[Opening RECORDS SUPPLIED section]

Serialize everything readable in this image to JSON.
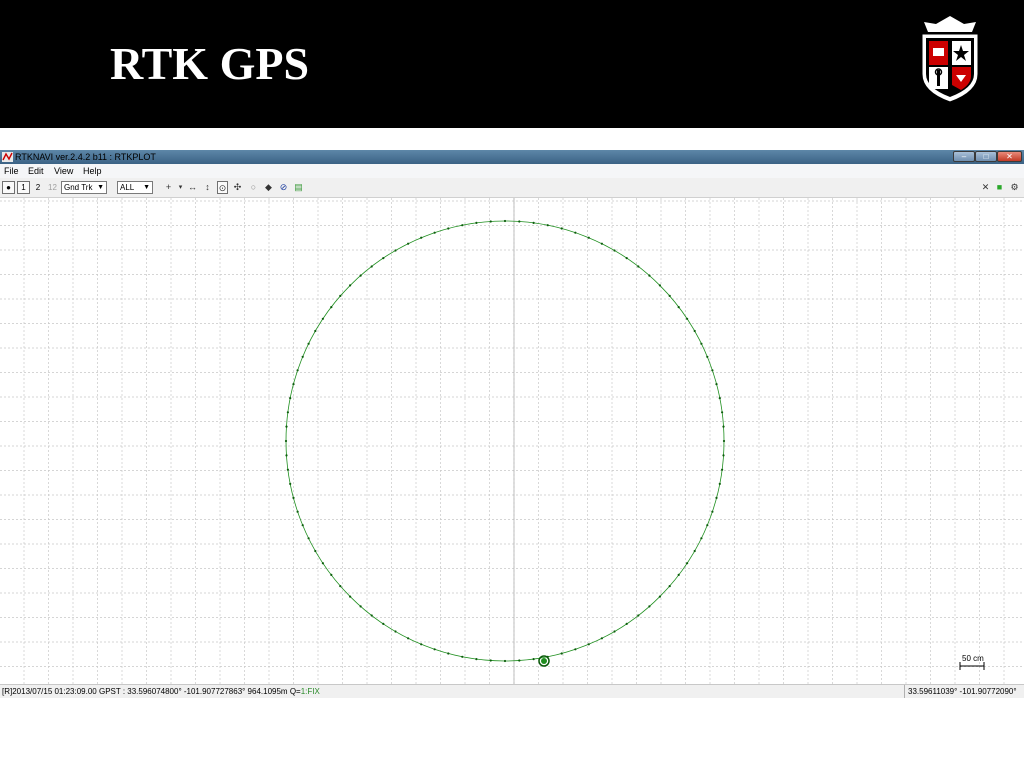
{
  "slide": {
    "title": "RTK GPS"
  },
  "window": {
    "title": "RTKNAVI ver.2.4.2 b11 : RTKPLOT",
    "controls": {
      "minimize": "–",
      "maximize": "□",
      "close": "✕"
    }
  },
  "menu": {
    "items": [
      "File",
      "Edit",
      "View",
      "Help"
    ]
  },
  "toolbar": {
    "btn_dot": "●",
    "btn_1": "1",
    "btn_2": "2",
    "btn_12": "12",
    "plot_type": "Gnd Trk",
    "sat_select": "ALL",
    "icons": [
      "crosshair-icon",
      "fit-horizontal-icon",
      "fit-vertical-icon",
      "center-icon",
      "pan-icon",
      "circle-icon",
      "point-icon",
      "satellite-icon",
      "map-icon"
    ],
    "close": "✕",
    "status_light": "■",
    "gear": "⚙"
  },
  "plot": {
    "scale_label": "50 cm",
    "track_color": "#1f8f1f",
    "grid_color": "#c8c8c8"
  },
  "status": {
    "left_main": "[R]2013/07/15 01:23:09.00 GPST :  33.596074800° -101.907727863°  964.1095m  Q=",
    "left_fix": "1:FIX",
    "right": "33.59611039° -101.90772090°"
  }
}
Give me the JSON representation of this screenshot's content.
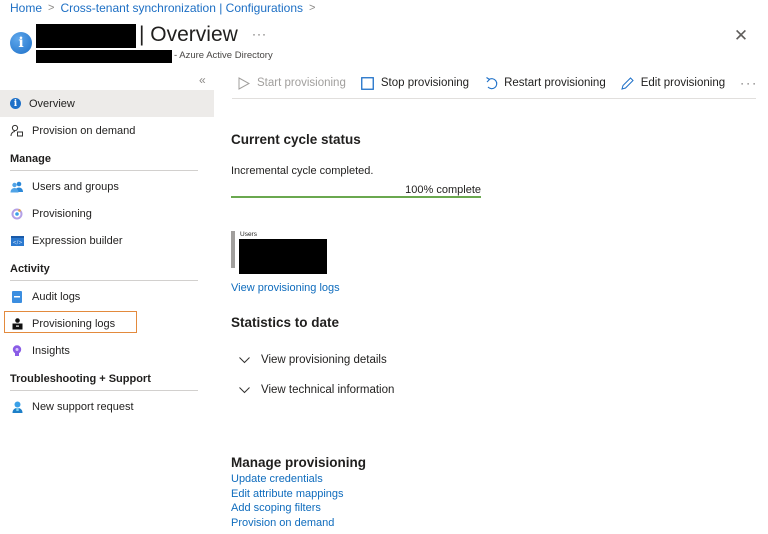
{
  "breadcrumb": [
    {
      "label": "Home"
    },
    {
      "label": "Cross-tenant synchronization | Configurations"
    }
  ],
  "header": {
    "title": "| Overview",
    "subtitle": "- Azure Active Directory",
    "more_label": "···",
    "close_label": "✕",
    "collapse_label": "«"
  },
  "sidebar": {
    "top_items": [
      {
        "label": "Overview",
        "icon": "info-icon",
        "active": true
      },
      {
        "label": "Provision on demand",
        "icon": "user-sync-icon"
      }
    ],
    "sections": [
      {
        "title": "Manage",
        "items": [
          {
            "label": "Users and groups",
            "icon": "users-icon"
          },
          {
            "label": "Provisioning",
            "icon": "provisioning-icon"
          },
          {
            "label": "Expression builder",
            "icon": "code-icon"
          }
        ]
      },
      {
        "title": "Activity",
        "items": [
          {
            "label": "Audit logs",
            "icon": "audit-log-icon"
          },
          {
            "label": "Provisioning logs",
            "icon": "provisioning-log-icon",
            "highlighted": true
          },
          {
            "label": "Insights",
            "icon": "lightbulb-icon"
          }
        ]
      },
      {
        "title": "Troubleshooting + Support",
        "items": [
          {
            "label": "New support request",
            "icon": "support-icon"
          }
        ]
      }
    ]
  },
  "toolbar": {
    "start": "Start provisioning",
    "stop": "Stop provisioning",
    "restart": "Restart provisioning",
    "edit": "Edit provisioning",
    "more": "···"
  },
  "cycle": {
    "heading": "Current cycle status",
    "status": "Incremental cycle completed.",
    "progress_percent": 100,
    "progress_label": "100% complete",
    "users_label": "Users",
    "view_logs": "View provisioning logs",
    "colors": {
      "progress": "#6aa84f"
    }
  },
  "statistics": {
    "heading": "Statistics to date",
    "expanders": [
      "View provisioning details",
      "View technical information"
    ]
  },
  "manage_provisioning": {
    "heading": "Manage provisioning",
    "links": [
      "Update credentials",
      "Edit attribute mappings",
      "Add scoping filters",
      "Provision on demand"
    ]
  }
}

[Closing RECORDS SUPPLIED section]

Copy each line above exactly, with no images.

Serialize everything readable in this image to JSON.
{
  "slide": {
    "title": "RTK GPS"
  },
  "window": {
    "title": "RTKNAVI ver.2.4.2 b11 : RTKPLOT",
    "controls": {
      "minimize": "–",
      "maximize": "□",
      "close": "✕"
    }
  },
  "menu": {
    "items": [
      "File",
      "Edit",
      "View",
      "Help"
    ]
  },
  "toolbar": {
    "btn_dot": "●",
    "btn_1": "1",
    "btn_2": "2",
    "btn_12": "12",
    "plot_type": "Gnd Trk",
    "sat_select": "ALL",
    "icons": [
      "crosshair-icon",
      "fit-horizontal-icon",
      "fit-vertical-icon",
      "center-icon",
      "pan-icon",
      "circle-icon",
      "point-icon",
      "satellite-icon",
      "map-icon"
    ],
    "close": "✕",
    "status_light": "■",
    "gear": "⚙"
  },
  "plot": {
    "scale_label": "50 cm",
    "track_color": "#1f8f1f",
    "grid_color": "#c8c8c8"
  },
  "status": {
    "left_main": "[R]2013/07/15 01:23:09.00 GPST :  33.596074800° -101.907727863°  964.1095m  Q=",
    "left_fix": "1:FIX",
    "right": "33.59611039° -101.90772090°"
  }
}
Give me the JSON representation of this screenshot's content.
{
  "breadcrumb": [
    {
      "label": "Home"
    },
    {
      "label": "Cross-tenant synchronization | Configurations"
    }
  ],
  "header": {
    "title": "| Overview",
    "subtitle": "- Azure Active Directory",
    "more_label": "···",
    "close_label": "✕",
    "collapse_label": "«"
  },
  "sidebar": {
    "top_items": [
      {
        "label": "Overview",
        "icon": "info-icon",
        "active": true
      },
      {
        "label": "Provision on demand",
        "icon": "user-sync-icon"
      }
    ],
    "sections": [
      {
        "title": "Manage",
        "items": [
          {
            "label": "Users and groups",
            "icon": "users-icon"
          },
          {
            "label": "Provisioning",
            "icon": "provisioning-icon"
          },
          {
            "label": "Expression builder",
            "icon": "code-icon"
          }
        ]
      },
      {
        "title": "Activity",
        "items": [
          {
            "label": "Audit logs",
            "icon": "audit-log-icon"
          },
          {
            "label": "Provisioning logs",
            "icon": "provisioning-log-icon",
            "highlighted": true
          },
          {
            "label": "Insights",
            "icon": "lightbulb-icon"
          }
        ]
      },
      {
        "title": "Troubleshooting + Support",
        "items": [
          {
            "label": "New support request",
            "icon": "support-icon"
          }
        ]
      }
    ]
  },
  "toolbar": {
    "start": "Start provisioning",
    "stop": "Stop provisioning",
    "restart": "Restart provisioning",
    "edit": "Edit provisioning",
    "more": "···"
  },
  "cycle": {
    "heading": "Current cycle status",
    "status": "Incremental cycle completed.",
    "progress_percent": 100,
    "progress_label": "100% complete",
    "users_label": "Users",
    "view_logs": "View provisioning logs",
    "colors": {
      "progress": "#6aa84f"
    }
  },
  "statistics": {
    "heading": "Statistics to date",
    "expanders": [
      "View provisioning details",
      "View technical information"
    ]
  },
  "manage_provisioning": {
    "heading": "Manage provisioning",
    "links": [
      "Update credentials",
      "Edit attribute mappings",
      "Add scoping filters",
      "Provision on demand"
    ]
  }
}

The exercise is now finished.